Persson picks election team

"Experience and renewal." That's how prime minister, Göran Persson, described his new ministerial team at a press conference this afternoon. There are three new government ministers in a line up which Persson sees as being the one to fight the next election in 2006.

The major changes are that finance minister Bosse Ringholm becomes deputy prime minister and is replaced by minister for co-ordination, Pär Nuder. The current business minister, Leif Pagrotsky, and education minister, Thomas Östros, swap jobs. Equality and integration minister, Mona Sahlin, heads a new departmartment and becomes minister for social development.

It had already been agreed that Ringholm would not serve another mandate period as finance minister.

New blood is supplied by Sven-Erik Österberg, who becomes deputy finance minister; Ibrahim Baylan, who becomes minister for schools; and Jens Orback, who takes over from Mona Sahlin as equality and integration minister.

The appointment of Ibrahim Baylan is significant, as Persson has long been on the look-out for a minister from an ethnic minority. Persson described him as “having expert knowledge and being politically mature.”

Jens Orback is also sure to get his fair share of attention. The 45 year old Stockholm politician, who had just been appointed cultural commissioner in the city, is a dashing former TV presenter, with a winning smile and sporty interests. Those in the know are already talking of the ‘Bodström factor’, referring to the dashing justice minister with a winning smile and sporty interests.

“I don’t know how equal I am, I could probably be better,” said the former presenter of ‘Striptease’ (apparently a hard-hitting social affairs programme) to Aftonbladet. “I’m proud, but my first priority is my children.”

His predecessor, Mona Sahlin, wasn’t shy in giving the new boy her seal of approval, although there was a sting in the tail.

“I think it’s bloody great that Jens is the new equality minister. But I don’t intend giving up equality issues myself. Once you’ve gone around with those glasses on, you don’t take them off.”

Persson made sure he’d done his equality sums. “It’s blokes leaving and blokes coming in,” he said in response to questions about the common gender of the three newcomers. “It’s still eleven men and eleven women.”

Persson was unconvincingly disarming when questioned about the timing of his announcement. It just so happened to coincide with the conservative alliance’s announcement of their new shadow cabinet, as they strive to impress on the electorate their newly found team spirit.

“I’ve waited and waited and then went for it!” he joked, before continuing. “I didn’t have a clue about what the conservative parties were up to.”

Persson professed himself to be unimpressed with what the opposition have come up with so far and the feeling is entirely mutual. Maud Olofsson, leader of the center party, said:
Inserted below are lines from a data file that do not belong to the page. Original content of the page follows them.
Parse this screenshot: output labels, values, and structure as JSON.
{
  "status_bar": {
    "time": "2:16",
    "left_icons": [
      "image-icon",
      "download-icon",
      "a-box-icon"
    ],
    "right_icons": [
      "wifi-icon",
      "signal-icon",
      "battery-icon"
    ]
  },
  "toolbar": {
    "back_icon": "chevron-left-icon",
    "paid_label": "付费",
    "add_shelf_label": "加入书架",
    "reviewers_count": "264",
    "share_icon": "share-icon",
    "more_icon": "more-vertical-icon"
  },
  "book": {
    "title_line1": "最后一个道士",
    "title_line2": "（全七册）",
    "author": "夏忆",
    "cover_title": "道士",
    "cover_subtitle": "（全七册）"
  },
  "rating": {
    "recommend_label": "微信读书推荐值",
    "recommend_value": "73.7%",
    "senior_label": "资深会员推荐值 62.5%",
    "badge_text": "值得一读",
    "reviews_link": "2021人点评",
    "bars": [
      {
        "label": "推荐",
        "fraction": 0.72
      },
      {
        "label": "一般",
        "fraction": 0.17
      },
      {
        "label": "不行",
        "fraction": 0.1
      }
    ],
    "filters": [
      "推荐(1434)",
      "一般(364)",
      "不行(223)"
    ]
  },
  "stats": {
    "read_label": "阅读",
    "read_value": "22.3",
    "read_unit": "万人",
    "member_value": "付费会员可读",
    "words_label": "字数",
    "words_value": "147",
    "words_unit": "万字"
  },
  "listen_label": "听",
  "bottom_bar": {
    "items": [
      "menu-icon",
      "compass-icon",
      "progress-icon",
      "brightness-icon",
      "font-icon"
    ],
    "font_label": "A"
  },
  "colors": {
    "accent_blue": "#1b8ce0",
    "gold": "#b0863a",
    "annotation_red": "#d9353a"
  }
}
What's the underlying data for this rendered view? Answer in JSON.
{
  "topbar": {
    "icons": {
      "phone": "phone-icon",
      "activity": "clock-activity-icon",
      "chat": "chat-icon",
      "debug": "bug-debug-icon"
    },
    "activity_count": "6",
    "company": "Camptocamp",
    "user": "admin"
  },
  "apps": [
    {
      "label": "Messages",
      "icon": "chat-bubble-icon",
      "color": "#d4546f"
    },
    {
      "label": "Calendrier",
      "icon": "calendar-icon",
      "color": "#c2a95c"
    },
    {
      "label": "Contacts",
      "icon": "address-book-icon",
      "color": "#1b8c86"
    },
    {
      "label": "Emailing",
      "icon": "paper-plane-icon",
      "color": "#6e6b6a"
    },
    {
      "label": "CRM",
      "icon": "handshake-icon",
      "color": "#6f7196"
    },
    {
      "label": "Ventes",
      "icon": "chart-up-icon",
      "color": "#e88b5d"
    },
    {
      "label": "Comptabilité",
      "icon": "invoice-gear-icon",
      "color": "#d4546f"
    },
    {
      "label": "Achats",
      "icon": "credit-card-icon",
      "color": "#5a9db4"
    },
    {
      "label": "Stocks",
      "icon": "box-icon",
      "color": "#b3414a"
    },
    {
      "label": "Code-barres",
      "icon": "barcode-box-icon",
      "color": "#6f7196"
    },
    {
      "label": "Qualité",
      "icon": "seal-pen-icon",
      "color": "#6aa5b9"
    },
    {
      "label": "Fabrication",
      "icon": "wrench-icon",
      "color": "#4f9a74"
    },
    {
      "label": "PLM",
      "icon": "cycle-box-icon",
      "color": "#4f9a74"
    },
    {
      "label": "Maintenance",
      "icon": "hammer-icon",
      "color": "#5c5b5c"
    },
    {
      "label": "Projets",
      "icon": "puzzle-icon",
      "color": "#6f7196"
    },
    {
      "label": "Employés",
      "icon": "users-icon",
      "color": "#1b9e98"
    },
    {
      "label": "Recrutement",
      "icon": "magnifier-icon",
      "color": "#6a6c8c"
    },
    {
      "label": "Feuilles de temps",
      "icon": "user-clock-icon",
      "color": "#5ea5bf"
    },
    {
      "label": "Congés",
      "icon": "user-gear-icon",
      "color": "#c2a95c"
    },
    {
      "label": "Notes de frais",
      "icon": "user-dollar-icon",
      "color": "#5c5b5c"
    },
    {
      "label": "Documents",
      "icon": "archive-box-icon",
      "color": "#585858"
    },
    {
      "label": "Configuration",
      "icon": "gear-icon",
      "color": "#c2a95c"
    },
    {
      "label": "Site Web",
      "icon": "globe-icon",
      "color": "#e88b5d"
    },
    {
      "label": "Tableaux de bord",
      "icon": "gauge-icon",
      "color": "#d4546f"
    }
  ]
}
“Bad policies don’t improve with a new team.”

Moderate leader, Fredrik Reinfeldt, had similar observations:

“All the fuss about adding the finishing touches to the team was just about a few players swapping positions. But when the team isn’t playing well, you usually don’t just swap the players around, but swap the coach as well. Now one gets the impression that it’s the same faces, but with less experience.”

Sources: Svenska Dagbladet, Aftonbladet